Give the listing again in full, exactly as written.

-- Extracted information follows --

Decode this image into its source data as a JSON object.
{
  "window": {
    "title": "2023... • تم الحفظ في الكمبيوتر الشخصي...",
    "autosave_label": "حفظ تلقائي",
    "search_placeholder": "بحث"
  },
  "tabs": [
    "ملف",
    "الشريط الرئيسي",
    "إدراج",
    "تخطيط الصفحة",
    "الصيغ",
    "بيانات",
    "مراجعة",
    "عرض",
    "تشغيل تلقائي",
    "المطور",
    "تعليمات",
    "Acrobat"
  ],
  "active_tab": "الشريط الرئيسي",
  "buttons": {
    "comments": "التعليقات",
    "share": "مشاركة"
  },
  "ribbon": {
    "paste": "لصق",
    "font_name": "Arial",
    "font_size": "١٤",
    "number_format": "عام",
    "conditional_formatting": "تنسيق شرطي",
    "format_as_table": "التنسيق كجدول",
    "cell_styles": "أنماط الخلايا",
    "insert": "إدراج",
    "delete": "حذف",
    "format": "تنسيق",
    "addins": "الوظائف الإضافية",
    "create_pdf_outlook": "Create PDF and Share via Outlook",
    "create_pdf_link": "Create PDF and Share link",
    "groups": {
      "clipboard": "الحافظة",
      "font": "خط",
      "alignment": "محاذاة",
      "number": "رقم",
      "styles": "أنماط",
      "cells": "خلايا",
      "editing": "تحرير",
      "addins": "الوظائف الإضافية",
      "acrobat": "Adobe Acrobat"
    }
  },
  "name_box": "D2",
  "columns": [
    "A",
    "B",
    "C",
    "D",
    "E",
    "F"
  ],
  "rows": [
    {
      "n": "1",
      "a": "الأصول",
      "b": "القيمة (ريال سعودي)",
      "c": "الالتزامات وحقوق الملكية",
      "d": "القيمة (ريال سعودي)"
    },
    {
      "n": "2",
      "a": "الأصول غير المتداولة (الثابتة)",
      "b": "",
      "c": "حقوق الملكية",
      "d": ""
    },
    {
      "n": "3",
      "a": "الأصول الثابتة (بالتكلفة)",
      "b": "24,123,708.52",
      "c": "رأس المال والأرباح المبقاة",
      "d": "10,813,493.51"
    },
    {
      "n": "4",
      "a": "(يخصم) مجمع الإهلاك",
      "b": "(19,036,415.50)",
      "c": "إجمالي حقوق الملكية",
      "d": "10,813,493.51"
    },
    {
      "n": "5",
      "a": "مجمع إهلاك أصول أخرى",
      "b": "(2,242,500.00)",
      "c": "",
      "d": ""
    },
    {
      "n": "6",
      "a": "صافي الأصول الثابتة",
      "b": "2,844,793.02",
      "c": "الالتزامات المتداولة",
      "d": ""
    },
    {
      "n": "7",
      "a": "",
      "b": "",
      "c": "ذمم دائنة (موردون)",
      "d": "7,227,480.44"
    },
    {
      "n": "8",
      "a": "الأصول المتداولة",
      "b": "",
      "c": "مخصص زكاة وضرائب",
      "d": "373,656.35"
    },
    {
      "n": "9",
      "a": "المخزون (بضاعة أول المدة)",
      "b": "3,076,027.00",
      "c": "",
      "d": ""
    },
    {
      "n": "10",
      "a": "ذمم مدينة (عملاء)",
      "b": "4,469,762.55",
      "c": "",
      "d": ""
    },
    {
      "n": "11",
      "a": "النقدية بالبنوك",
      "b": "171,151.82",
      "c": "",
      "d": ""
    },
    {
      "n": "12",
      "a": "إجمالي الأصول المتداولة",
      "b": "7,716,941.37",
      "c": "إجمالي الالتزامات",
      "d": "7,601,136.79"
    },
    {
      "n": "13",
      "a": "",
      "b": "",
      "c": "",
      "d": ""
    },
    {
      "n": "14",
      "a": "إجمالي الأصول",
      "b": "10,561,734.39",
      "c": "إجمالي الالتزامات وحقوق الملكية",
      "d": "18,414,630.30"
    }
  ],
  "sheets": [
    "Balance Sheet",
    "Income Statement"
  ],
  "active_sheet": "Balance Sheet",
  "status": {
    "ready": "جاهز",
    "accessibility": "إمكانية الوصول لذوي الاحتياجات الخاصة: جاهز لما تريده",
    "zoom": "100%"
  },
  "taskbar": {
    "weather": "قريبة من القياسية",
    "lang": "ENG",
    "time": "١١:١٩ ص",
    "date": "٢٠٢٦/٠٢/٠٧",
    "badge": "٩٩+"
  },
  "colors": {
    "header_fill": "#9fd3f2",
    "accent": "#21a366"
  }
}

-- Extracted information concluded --

• **Worked solution**
Decode this image into its source data as a JSON object.
{
  "window": {
    "title": "2023... • تم الحفظ في الكمبيوتر الشخصي...",
    "autosave_label": "حفظ تلقائي",
    "search_placeholder": "بحث"
  },
  "tabs": [
    "ملف",
    "الشريط الرئيسي",
    "إدراج",
    "تخطيط الصفحة",
    "الصيغ",
    "بيانات",
    "مراجعة",
    "عرض",
    "تشغيل تلقائي",
    "المطور",
    "تعليمات",
    "Acrobat"
  ],
  "active_tab": "الشريط الرئيسي",
  "buttons": {
    "comments": "التعليقات",
    "share": "مشاركة"
  },
  "ribbon": {
    "paste": "لصق",
    "font_name": "Arial",
    "font_size": "١٤",
    "number_format": "عام",
    "conditional_formatting": "تنسيق شرطي",
    "format_as_table": "التنسيق كجدول",
    "cell_styles": "أنماط الخلايا",
    "insert": "إدراج",
    "delete": "حذف",
    "format": "تنسيق",
    "addins": "الوظائف الإضافية",
    "create_pdf_outlook": "Create PDF and Share via Outlook",
    "create_pdf_link": "Create PDF and Share link",
    "groups": {
      "clipboard": "الحافظة",
      "font": "خط",
      "alignment": "محاذاة",
      "number": "رقم",
      "styles": "أنماط",
      "cells": "خلايا",
      "editing": "تحرير",
      "addins": "الوظائف الإضافية",
      "acrobat": "Adobe Acrobat"
    }
  },
  "name_box": "D2",
  "columns": [
    "A",
    "B",
    "C",
    "D",
    "E",
    "F"
  ],
  "rows": [
    {
      "n": "1",
      "a": "الأصول",
      "b": "القيمة (ريال سعودي)",
      "c": "الالتزامات وحقوق الملكية",
      "d": "القيمة (ريال سعودي)"
    },
    {
      "n": "2",
      "a": "الأصول غير المتداولة (الثابتة)",
      "b": "",
      "c": "حقوق الملكية",
      "d": ""
    },
    {
      "n": "3",
      "a": "الأصول الثابتة (بالتكلفة)",
      "b": "24,123,708.52",
      "c": "رأس المال والأرباح المبقاة",
      "d": "10,813,493.51"
    },
    {
      "n": "4",
      "a": "(يخصم) مجمع الإهلاك",
      "b": "(19,036,415.50)",
      "c": "إجمالي حقوق الملكية",
      "d": "10,813,493.51"
    },
    {
      "n": "5",
      "a": "مجمع إهلاك أصول أخرى",
      "b": "(2,242,500.00)",
      "c": "",
      "d": ""
    },
    {
      "n": "6",
      "a": "صافي الأصول الثابتة",
      "b": "2,844,793.02",
      "c": "الالتزامات المتداولة",
      "d": ""
    },
    {
      "n": "7",
      "a": "",
      "b": "",
      "c": "ذمم دائنة (موردون)",
      "d": "7,227,480.44"
    },
    {
      "n": "8",
      "a": "الأصول المتداولة",
      "b": "",
      "c": "مخصص زكاة وضرائب",
      "d": "373,656.35"
    },
    {
      "n": "9",
      "a": "المخزون (بضاعة أول المدة)",
      "b": "3,076,027.00",
      "c": "",
      "d": ""
    },
    {
      "n": "10",
      "a": "ذمم مدينة (عملاء)",
      "b": "4,469,762.55",
      "c": "",
      "d": ""
    },
    {
      "n": "11",
      "a": "النقدية بالبنوك",
      "b": "171,151.82",
      "c": "",
      "d": ""
    },
    {
      "n": "12",
      "a": "إجمالي الأصول المتداولة",
      "b": "7,716,941.37",
      "c": "إجمالي الالتزامات",
      "d": "7,601,136.79"
    },
    {
      "n": "13",
      "a": "",
      "b": "",
      "c": "",
      "d": ""
    },
    {
      "n": "14",
      "a": "إجمالي الأصول",
      "b": "10,561,734.39",
      "c": "إجمالي الالتزامات وحقوق الملكية",
      "d": "18,414,630.30"
    }
  ],
  "sheets": [
    "Balance Sheet",
    "Income Statement"
  ],
  "active_sheet": "Balance Sheet",
  "status": {
    "ready": "جاهز",
    "accessibility": "إمكانية الوصول لذوي الاحتياجات الخاصة: جاهز لما تريده",
    "zoom": "100%"
  },
  "taskbar": {
    "weather": "قريبة من القياسية",
    "lang": "ENG",
    "time": "١١:١٩ ص",
    "date": "٢٠٢٦/٠٢/٠٧",
    "badge": "٩٩+"
  },
  "colors": {
    "header_fill": "#9fd3f2",
    "accent": "#21a366"
  }
}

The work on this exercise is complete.